/---
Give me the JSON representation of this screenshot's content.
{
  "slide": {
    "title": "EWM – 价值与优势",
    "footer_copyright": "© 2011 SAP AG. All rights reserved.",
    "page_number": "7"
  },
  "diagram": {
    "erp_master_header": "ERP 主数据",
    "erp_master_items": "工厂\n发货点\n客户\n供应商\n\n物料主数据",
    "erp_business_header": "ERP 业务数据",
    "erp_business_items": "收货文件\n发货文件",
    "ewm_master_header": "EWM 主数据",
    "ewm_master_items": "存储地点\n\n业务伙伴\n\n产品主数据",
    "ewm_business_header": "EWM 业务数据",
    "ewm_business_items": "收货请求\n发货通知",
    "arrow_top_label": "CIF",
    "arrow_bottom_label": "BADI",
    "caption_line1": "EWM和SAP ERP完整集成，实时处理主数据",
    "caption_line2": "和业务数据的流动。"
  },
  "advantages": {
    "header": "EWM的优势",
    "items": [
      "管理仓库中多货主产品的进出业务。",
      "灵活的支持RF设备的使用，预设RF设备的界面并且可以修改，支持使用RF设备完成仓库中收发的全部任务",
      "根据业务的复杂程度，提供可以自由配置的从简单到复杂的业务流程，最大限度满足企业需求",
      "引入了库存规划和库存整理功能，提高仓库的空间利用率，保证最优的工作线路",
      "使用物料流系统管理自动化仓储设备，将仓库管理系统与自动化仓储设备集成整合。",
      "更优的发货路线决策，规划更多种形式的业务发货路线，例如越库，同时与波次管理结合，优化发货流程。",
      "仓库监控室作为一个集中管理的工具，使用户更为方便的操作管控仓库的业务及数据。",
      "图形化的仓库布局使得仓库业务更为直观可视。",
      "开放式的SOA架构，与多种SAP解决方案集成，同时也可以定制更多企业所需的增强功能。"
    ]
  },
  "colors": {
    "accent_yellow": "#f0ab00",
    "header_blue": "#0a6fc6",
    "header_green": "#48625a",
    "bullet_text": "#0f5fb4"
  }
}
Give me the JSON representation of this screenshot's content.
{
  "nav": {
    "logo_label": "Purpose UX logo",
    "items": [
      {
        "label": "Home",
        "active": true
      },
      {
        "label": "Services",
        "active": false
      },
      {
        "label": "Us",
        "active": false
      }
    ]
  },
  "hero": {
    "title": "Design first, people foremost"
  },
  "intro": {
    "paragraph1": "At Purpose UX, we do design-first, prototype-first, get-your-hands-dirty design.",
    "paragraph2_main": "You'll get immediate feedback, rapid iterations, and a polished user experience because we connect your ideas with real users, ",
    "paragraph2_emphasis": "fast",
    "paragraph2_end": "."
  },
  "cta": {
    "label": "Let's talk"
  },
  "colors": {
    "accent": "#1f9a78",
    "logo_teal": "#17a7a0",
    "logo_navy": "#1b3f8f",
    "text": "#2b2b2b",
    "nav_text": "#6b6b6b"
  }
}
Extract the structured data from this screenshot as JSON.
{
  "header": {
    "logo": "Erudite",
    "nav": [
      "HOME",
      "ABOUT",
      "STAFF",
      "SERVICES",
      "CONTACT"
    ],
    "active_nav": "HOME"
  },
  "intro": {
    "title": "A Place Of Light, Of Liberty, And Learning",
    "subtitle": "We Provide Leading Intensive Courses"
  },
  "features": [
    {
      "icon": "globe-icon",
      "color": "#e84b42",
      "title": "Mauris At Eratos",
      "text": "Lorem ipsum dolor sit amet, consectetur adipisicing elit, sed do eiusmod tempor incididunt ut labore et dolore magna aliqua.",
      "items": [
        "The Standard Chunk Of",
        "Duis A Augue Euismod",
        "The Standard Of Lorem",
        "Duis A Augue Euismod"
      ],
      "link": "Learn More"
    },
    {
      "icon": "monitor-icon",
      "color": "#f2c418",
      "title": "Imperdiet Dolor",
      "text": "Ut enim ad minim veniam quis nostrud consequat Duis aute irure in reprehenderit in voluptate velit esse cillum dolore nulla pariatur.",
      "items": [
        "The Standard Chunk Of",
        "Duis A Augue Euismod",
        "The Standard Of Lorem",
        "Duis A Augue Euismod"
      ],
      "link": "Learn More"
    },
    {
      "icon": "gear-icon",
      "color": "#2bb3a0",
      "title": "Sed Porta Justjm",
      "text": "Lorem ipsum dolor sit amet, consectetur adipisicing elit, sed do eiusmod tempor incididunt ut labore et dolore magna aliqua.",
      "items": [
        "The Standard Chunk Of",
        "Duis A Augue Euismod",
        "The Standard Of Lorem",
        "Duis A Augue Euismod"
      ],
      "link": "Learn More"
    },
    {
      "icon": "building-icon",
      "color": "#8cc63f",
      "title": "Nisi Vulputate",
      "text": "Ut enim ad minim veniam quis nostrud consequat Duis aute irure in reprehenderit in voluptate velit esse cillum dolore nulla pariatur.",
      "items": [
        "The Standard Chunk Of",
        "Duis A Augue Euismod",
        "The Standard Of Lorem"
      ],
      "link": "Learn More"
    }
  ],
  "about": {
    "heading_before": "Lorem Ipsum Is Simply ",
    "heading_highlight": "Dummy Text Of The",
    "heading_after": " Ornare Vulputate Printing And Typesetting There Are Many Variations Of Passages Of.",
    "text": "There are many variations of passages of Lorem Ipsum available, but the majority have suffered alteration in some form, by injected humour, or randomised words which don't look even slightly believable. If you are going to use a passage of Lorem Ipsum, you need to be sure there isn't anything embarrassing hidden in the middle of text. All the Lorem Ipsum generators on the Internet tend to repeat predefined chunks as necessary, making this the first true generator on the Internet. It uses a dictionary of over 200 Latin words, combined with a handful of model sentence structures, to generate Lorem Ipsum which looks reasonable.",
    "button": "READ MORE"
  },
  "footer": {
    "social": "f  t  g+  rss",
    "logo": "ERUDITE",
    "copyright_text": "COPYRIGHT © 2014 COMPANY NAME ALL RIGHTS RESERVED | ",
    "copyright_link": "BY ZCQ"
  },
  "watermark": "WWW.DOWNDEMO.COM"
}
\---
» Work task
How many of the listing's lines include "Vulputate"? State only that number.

» Result below
2